By the way, the first time I talked
about this work at a conference
and I showed this demo,
a guy piped up from the second row
and said "it looks like Al Gore doing
the 'Macarena'".
OK, what's going on here?
The original trajectory lit up those
cells in a certain order.
The variation trajectory
lights them up in a different order.
So what this ends up doing,
is taking chunks out of
different parts of the dance
and splicing them together
in a different order.
Here's a demonstration that will
make that visible.
This is a medley.
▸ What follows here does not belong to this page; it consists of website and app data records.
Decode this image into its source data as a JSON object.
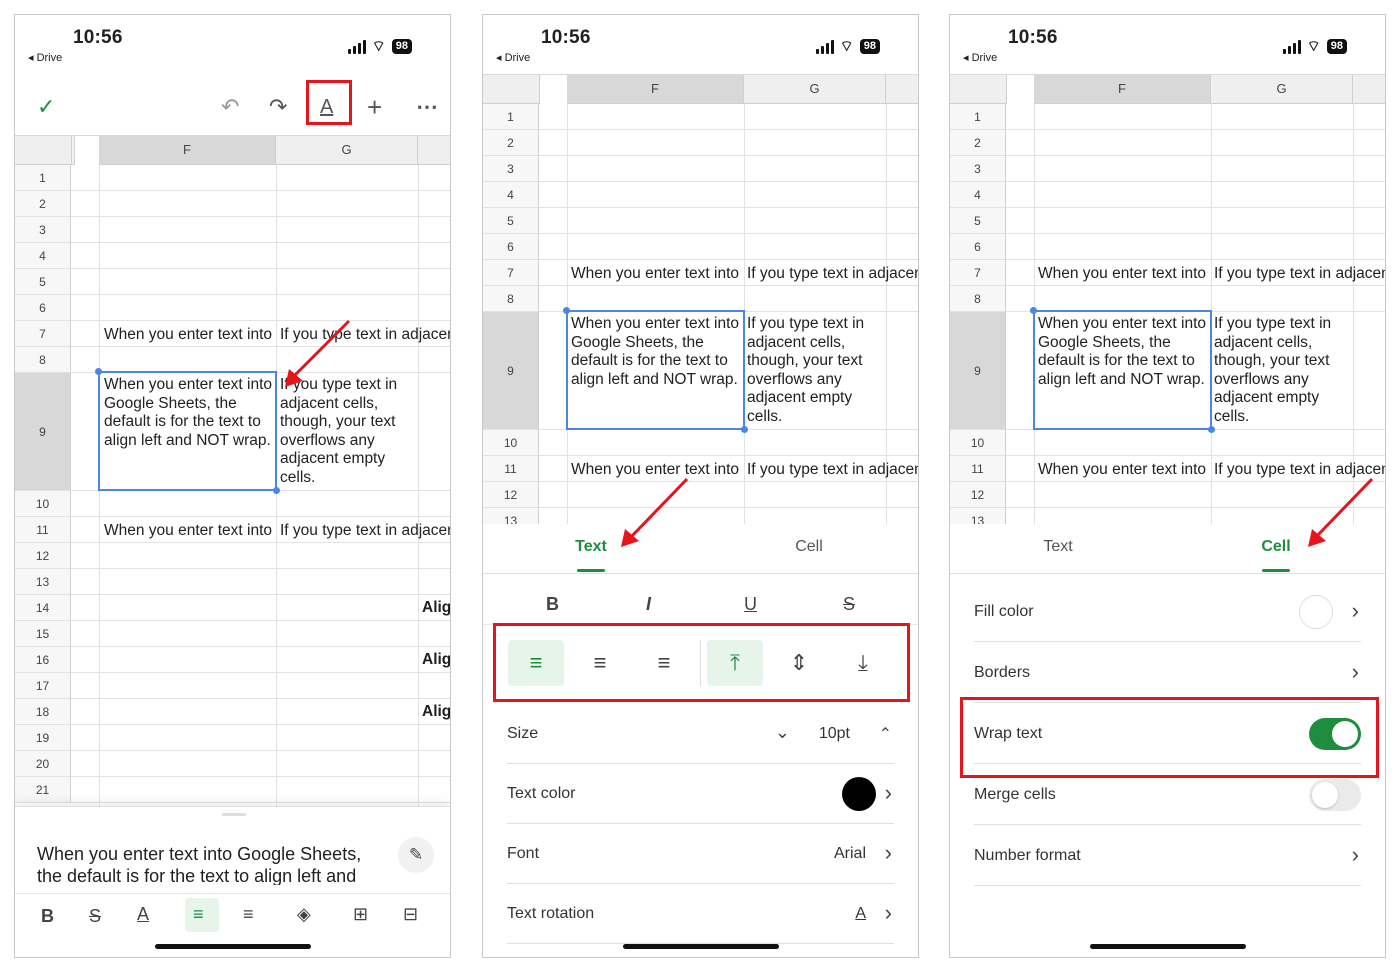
{
  "status": {
    "time": "10:56",
    "back_label": "Drive",
    "battery": "98"
  },
  "columns": [
    "F",
    "G"
  ],
  "row_numbers_p1": [
    "1",
    "2",
    "3",
    "4",
    "5",
    "6",
    "7",
    "8",
    "9",
    "10",
    "11",
    "12",
    "13",
    "14",
    "15",
    "16",
    "17",
    "18",
    "19",
    "20",
    "21"
  ],
  "row_numbers_p23": [
    "1",
    "2",
    "3",
    "4",
    "5",
    "6",
    "7",
    "8",
    "9",
    "10",
    "11",
    "12",
    "13"
  ],
  "cells": {
    "f7": "When you enter text into Google Sheets, the default is for the text to align left and NOT wrap.",
    "g7": "If you type text in adjacent cells, though, your text overflows any adjacent empty cells.",
    "f9": "When you enter text into Google Sheets, the default is for the text to align left and NOT wrap.",
    "g9": "If you type text in adjacent cells, though, your text overflows any adjacent empty cells.",
    "f11": "When you enter text into Google Sheets, the default is for the text to align left and NOT wrap.",
    "g11": "If you type text in adjacent cells, though, your text overflows any adjacent empty cells.",
    "h14": "Alig",
    "h16": "Alig",
    "h18": "Alig"
  },
  "edit_bar": {
    "text": "When you enter text into Google Sheets, the default is for the text to align left and"
  },
  "tabs": {
    "text": "Text",
    "cell": "Cell"
  },
  "text_panel": {
    "size_label": "Size",
    "size_value": "10pt",
    "color_label": "Text color",
    "font_label": "Font",
    "font_value": "Arial",
    "rotation_label": "Text rotation"
  },
  "cell_panel": {
    "fill_label": "Fill color",
    "borders_label": "Borders",
    "wrap_label": "Wrap text",
    "wrap_on": true,
    "merge_label": "Merge cells",
    "merge_on": false,
    "number_label": "Number format"
  },
  "colors": {
    "accent": "#1e8e3e",
    "selection": "#4a86e8",
    "highlight": "#e8141c"
  },
  "icons": [
    "check-icon",
    "undo-icon",
    "redo-icon",
    "text-format-icon",
    "plus-icon",
    "more-icon",
    "bold-icon",
    "italic-icon",
    "underline-icon",
    "strikethrough-icon",
    "align-left-icon",
    "align-center-icon",
    "align-right-icon",
    "valign-top-icon",
    "valign-middle-icon",
    "valign-bottom-icon",
    "fill-color-icon",
    "pencil-icon",
    "chevron-right-icon",
    "chevron-down-icon",
    "chevron-up-icon"
  ]
}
There is a Macarena...
ballet jump... and a kenpo karate kata...
And when I show you a chaotic variation of
that medley,
you will be able to see different chunks
of the different parts of the dance
pasted together in a different order.
There's some Makarena... goes in and out
of karate, more Makarena... there's karate
Some place in here there's a full copy of the
ballet jump... there it is.
Anyway, you get the idea.
If we simply take the same dance moves and
shuffle them randomly,
this is what it looks like...
any continuity you see here
is because the animation software is
connecting the dots,
it is interpolating between the different key frames,
but you can see it looks kind of like it's
having an epileptic seizure.
There's not the same kind of structure in
this movement.
I've had lots of students playing with
this over the years.
It doesn't just apply to sequences of
movement snapshots,
or sequences of musical notes,
it also works with words.
Here is a chaotic variation on a piece of
Alice in Wonderland.
Now as I said, it's taking chunks out of
different regions of the dance
and sticking them together in a different
order.
This is something that happens in lots of
different kinds of music.
It's also been done in dance by a modern
choreographer named Merce Cunningham,
who would chunk up a dance into phrases
and throw the I Ching to determine the order
in which the dancers
would execute those phrases.
And the dancers, and the critics and the
audiences,
all hated it because there are potentially
abrupt transitions at the chunk boundaries.
Those abrupt transitions arise because
the two moves on either side of
those chunk boundaries, may be very very
far apart in - kind of - body space.
You can really see that in this animation...
This is again the original, before the
chaotic variation,
of a short ballet adagio composed by a
colleague of mine...
Now, what does it look like if we generate
a chaotic variation on that?
You can see the smooth movement on the
- ouch... ouch... ouch -
so you can really see the transitions here.
This set us off on a primrose path,
because I wanted to interpolate,
that is to smooth those gaps.
Not just in a way that was faithful to the
tendons and muscles in the body,
but also that was faithful to the style
of the movement genre.
So what we did, was we took a corpus,
a whole bunch of examples of a
certain kind of dance,
and we looked a the individual joints in
the body
so like the wrist, and the elbow,
and the knee,
and we built a directed graph to capture
how each of those joints moved.
Once you do that, you look at the graph
for say the right shoulder
and you look for the shoulder position
in the initial state
and then you look at that same graph
and you look for the shoulder position in the final state.
So getting the shoulder from here to here
can be accomplished simply by looking
for something like the shortest path
through that graph.
Now it gets a little bit more complicated
than that
because you actually have 44 joints
in your body
and you have to do that in parallel
and they all have to be the same path length
because otherwise all the different joints
in the body will depart from the initial
condition at the right time,
but they will all arrive at the final
condition at different times,
and that doesn't look good.
The other thing that made this hard is the
graphs really are
a lot more complicated than that one
I just showed you.
So here is an interpolation task that we
gave this programme.
Get me from here to here in a manner that
is consistent with the observed
movement patterns in a corpus of ballet.
Here is what the programme produced...
So computer-generated dance,
using machine learning techniques
on a ballet corpus.
This work didn't just suck me down the
primrose path of machine learning,
it also got me working with dancers.
And that has culminated in a piece that
has been performed in a number of cities.